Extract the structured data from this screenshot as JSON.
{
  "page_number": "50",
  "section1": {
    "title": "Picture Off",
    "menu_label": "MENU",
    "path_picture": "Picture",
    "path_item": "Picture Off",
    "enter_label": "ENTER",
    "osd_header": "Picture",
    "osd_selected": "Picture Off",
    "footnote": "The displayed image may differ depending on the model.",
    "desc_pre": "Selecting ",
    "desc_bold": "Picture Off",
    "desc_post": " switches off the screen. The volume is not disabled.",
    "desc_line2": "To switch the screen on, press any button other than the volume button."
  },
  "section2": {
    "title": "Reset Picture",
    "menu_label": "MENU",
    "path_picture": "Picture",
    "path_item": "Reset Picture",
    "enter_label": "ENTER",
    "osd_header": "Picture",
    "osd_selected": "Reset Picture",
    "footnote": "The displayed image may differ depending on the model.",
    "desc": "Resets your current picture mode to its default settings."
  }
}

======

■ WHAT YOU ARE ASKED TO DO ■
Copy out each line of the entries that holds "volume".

■ PROBLEM SOLUTION ■
    "desc_post": " switches off the screen. The volume is not disabled.",
    "desc_line2": "To switch the screen on, press any button other than the volume button."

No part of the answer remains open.